As for the reaction, Dunlap said, “some of that speaks to the politics of all this because it’s the Trump administration and Kobach, who has a very electric reputation, shall we say. I think people just immediately reacted that ‘This is all a sham and don’t do this to me.’”
But Dunlap, a Democrat, thinks the panel does have potential to make a positive statement about protecting voting rights:
“The most useful thing that could come out of it is having the open discussion about the right of people to vote and the opportunity to vote and the security of elections,” he said. “And when you’re talking about enhancing security, that you don’t inadvertently put almost insurmountable barriers in front of people in participating in elections.”
The Lawyers’ Committee for Civil Rights Under Law, concerned about the potential for voter intimidation, last month opened a hotline for the public to report future run-ins or concerns with the panel once it begins its work. It has also campaigned for citizens to contact their state officials who operate elections to “demand they condemn this massive federal overreach and protect your private data.”
The committee also this week filed two federal complaints against Kobach, questioning whether he had misused his vice chairmanship of the presidential panel to promote and raise money for his 2018 run for Kansas governor.
In response, Kobach spokeswoman Samantha Poetter said via email on Wednesday, “We are certain that no Hatch Act violations have occurred.
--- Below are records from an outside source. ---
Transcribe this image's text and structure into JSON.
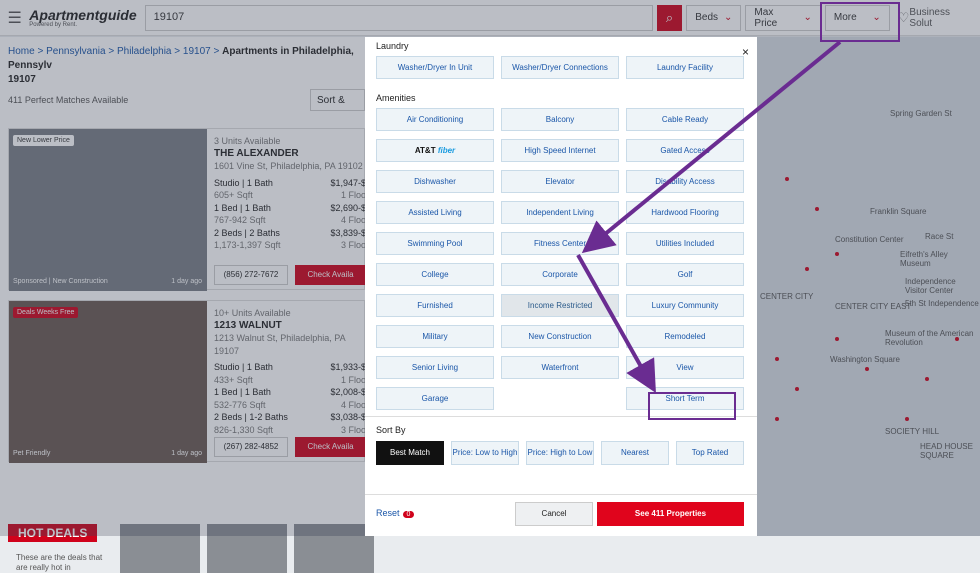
{
  "header": {
    "logo_main": "Apartmentguide",
    "logo_sub": "Powered by Rent.",
    "search_value": "19107",
    "filters": [
      {
        "label": "Beds"
      },
      {
        "label": "Max Price"
      },
      {
        "label": "More"
      }
    ],
    "business": "Business Solut"
  },
  "breadcrumb": {
    "home": "Home",
    "state": "Pennsylvania",
    "city": "Philadelphia",
    "zip": "19107",
    "current": "Apartments in Philadelphia, Pennsylv",
    "current2": "19107"
  },
  "results": {
    "count": "411 Perfect Matches Available",
    "sort_label": "Sort &"
  },
  "listings": [
    {
      "badge": "New Lower Price",
      "units": "3 Units Available",
      "name": "THE ALEXANDER",
      "address": "1601 Vine St, Philadelphia, PA 19102",
      "rows": [
        {
          "a": "Studio | 1 Bath",
          "b": "$1,947-$"
        },
        {
          "a": "605+ Sqft",
          "b": "1 Floo",
          "sub": true
        },
        {
          "a": "1 Bed | 1 Bath",
          "b": "$2,690-$"
        },
        {
          "a": "767-942 Sqft",
          "b": "4 Floo",
          "sub": true
        },
        {
          "a": "2 Beds | 2 Baths",
          "b": "$3,839-$"
        },
        {
          "a": "1,173-1,397 Sqft",
          "b": "3 Floo",
          "sub": true
        }
      ],
      "phone": "(856) 272-7672",
      "check": "Check Availa",
      "foot": "Sponsored | New Construction",
      "ago": "1 day ago"
    },
    {
      "badge": "Deals  Weeks Free",
      "units": "10+ Units Available",
      "name": "1213 WALNUT",
      "address": "1213 Walnut St, Philadelphia, PA 19107",
      "rows": [
        {
          "a": "Studio | 1 Bath",
          "b": "$1,933-$"
        },
        {
          "a": "433+ Sqft",
          "b": "1 Floo",
          "sub": true
        },
        {
          "a": "1 Bed | 1 Bath",
          "b": "$2,008-$"
        },
        {
          "a": "532-776 Sqft",
          "b": "4 Floo",
          "sub": true
        },
        {
          "a": "2 Beds | 1-2 Baths",
          "b": "$3,038-$"
        },
        {
          "a": "826-1,330 Sqft",
          "b": "3 Floo",
          "sub": true
        }
      ],
      "phone": "(267) 282-4852",
      "check": "Check Availa",
      "foot": "Pet Friendly",
      "ago": "1 day ago"
    }
  ],
  "hot_deals": {
    "title": "HOT DEALS",
    "desc": "These are the deals that are really hot in"
  },
  "map_labels": [
    "Franklin Square",
    "Race St",
    "Eifreth's Alley Museum",
    "Independence Visitor Center",
    "5th St Independence",
    "Museum of the American Revolution",
    "Washington Square",
    "CENTER CITY",
    "CENTER CITY EAST",
    "SOCIETY HILL",
    "HEAD HOUSE SQUARE",
    "Spring Garden St",
    "Constitution Center"
  ],
  "modal": {
    "close": "×",
    "laundry_title": "Laundry",
    "laundry": [
      "Washer/Dryer In Unit",
      "Washer/Dryer Connections",
      "Laundry Facility"
    ],
    "amenities_title": "Amenities",
    "amenities": [
      "Air Conditioning",
      "Balcony",
      "Cable Ready",
      "AT&T fiber",
      "High Speed Internet",
      "Gated Access",
      "Dishwasher",
      "Elevator",
      "Disability Access",
      "Assisted Living",
      "Independent Living",
      "Hardwood Flooring",
      "Swimming Pool",
      "Fitness Center",
      "Utilities Included",
      "College",
      "Corporate",
      "Golf",
      "Furnished",
      "Income Restricted",
      "Luxury Community",
      "Military",
      "New Construction",
      "Remodeled",
      "Senior Living",
      "Waterfront",
      "View",
      "Garage",
      "",
      "Short Term"
    ],
    "att_prefix": "AT&T",
    "att_brand": "fiber",
    "sort_title": "Sort By",
    "sort": [
      "Best Match",
      "Price: Low to High",
      "Price: High to Low",
      "Nearest",
      "Top Rated"
    ],
    "reset": "Reset",
    "reset_count": "0",
    "cancel": "Cancel",
    "see": "See 411 Properties"
  },
  "colors": {
    "accent": "#d0021b",
    "link": "#1a56a8",
    "annotation": "#6a2c91"
  }
}
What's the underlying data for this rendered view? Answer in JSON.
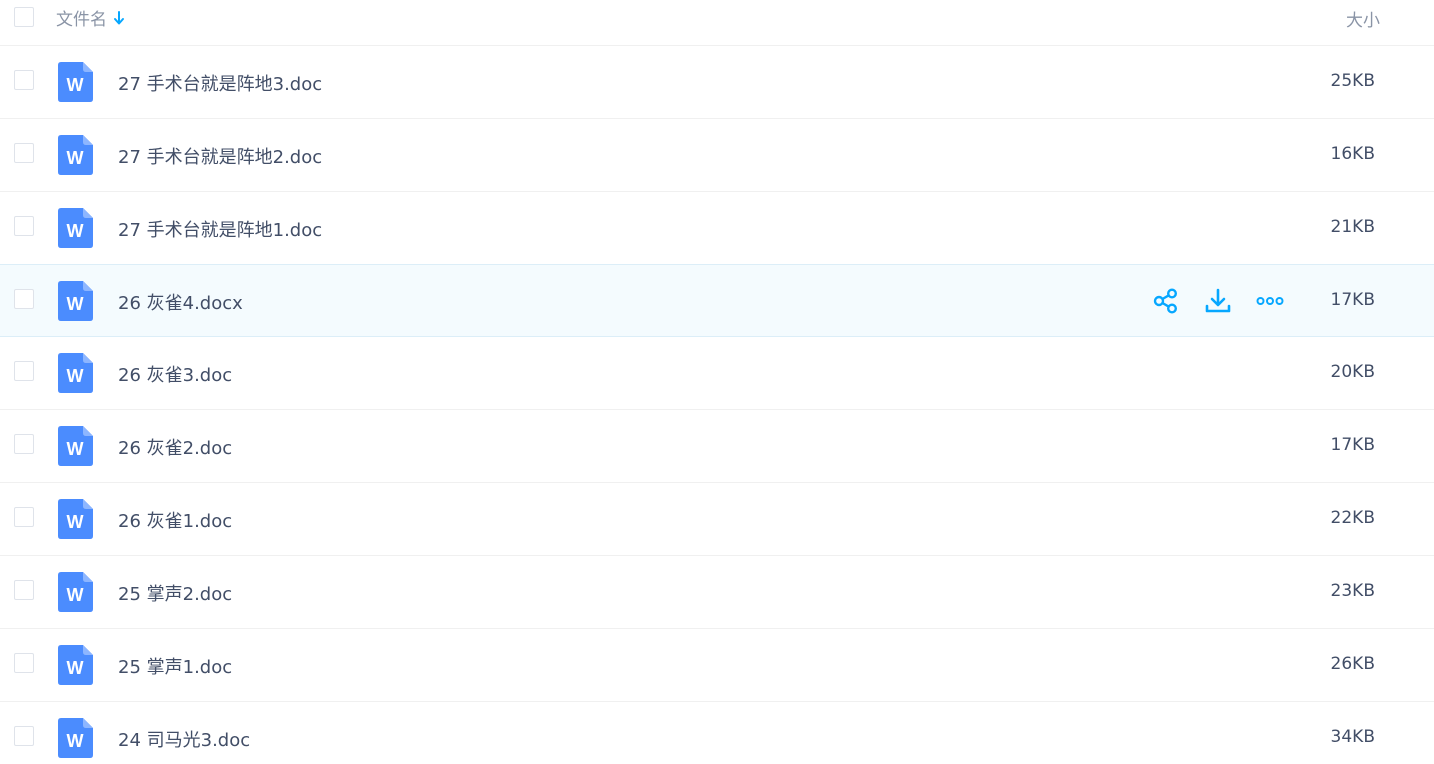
{
  "header": {
    "name_label": "文件名",
    "size_label": "大小",
    "sort_icon": "arrow-down-icon"
  },
  "colors": {
    "accent": "#06a7ff",
    "word_icon_blue": "#4b8cfe",
    "text": "#424e67",
    "header_text": "#8a94a6",
    "active_row_bg": "#f4fbfe"
  },
  "row_actions": {
    "share_icon": "share-icon",
    "download_icon": "download-icon",
    "more_icon": "more-icon"
  },
  "files": [
    {
      "name": "27 手术台就是阵地3.doc",
      "size": "25KB"
    },
    {
      "name": "27 手术台就是阵地2.doc",
      "size": "16KB"
    },
    {
      "name": "27 手术台就是阵地1.doc",
      "size": "21KB"
    },
    {
      "name": "26 灰雀4.docx",
      "size": "17KB",
      "hovered": true
    },
    {
      "name": "26 灰雀3.doc",
      "size": "20KB"
    },
    {
      "name": "26 灰雀2.doc",
      "size": "17KB"
    },
    {
      "name": "26 灰雀1.doc",
      "size": "22KB"
    },
    {
      "name": "25 掌声2.doc",
      "size": "23KB"
    },
    {
      "name": "25 掌声1.doc",
      "size": "26KB"
    },
    {
      "name": "24 司马光3.doc",
      "size": "34KB"
    }
  ]
}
This is nothing but a bunch of liberal lawyers trying to create a story.”
The Lawyers’ Committee is now opening a fresh line of questioning ahead of the panel’s first official meeting later this month by “using a unique tool that requires the commission to make materials immediately available for inspection.”
That tool is the Federal Advisory Committee Act. It dates back to 1972 and is “legal foundation defining how federal advisory committees operate,” including requirements for holding open meetings and making information public about how such groups operate.
In a Monday letter to the voter panel, the White House counsel’s office and the Office of Administration, the Lawyers’ Committee requested details about all communications related to the panel since May 11:
“This commission has been operating in the darkness and its actions have been shrouded in secrecy,” Lawyers’ Committee President Kristen Clarke said in a statement on Wednesday.
“Through today’s action, we seek to shine light on [its] activities.”
A notice posted in the Federal Register on Wednesday gave details for the first meeting of the election integrity commission, which is set for July 19 in Washington, D.C.
The notice specifies the gathering will be accessible to the public — but just via a White House livestream — and that “there will not be oral comments from the public at this initial meeting.”’
July 5, 2017, 6:32 p.m.: This story has been updated.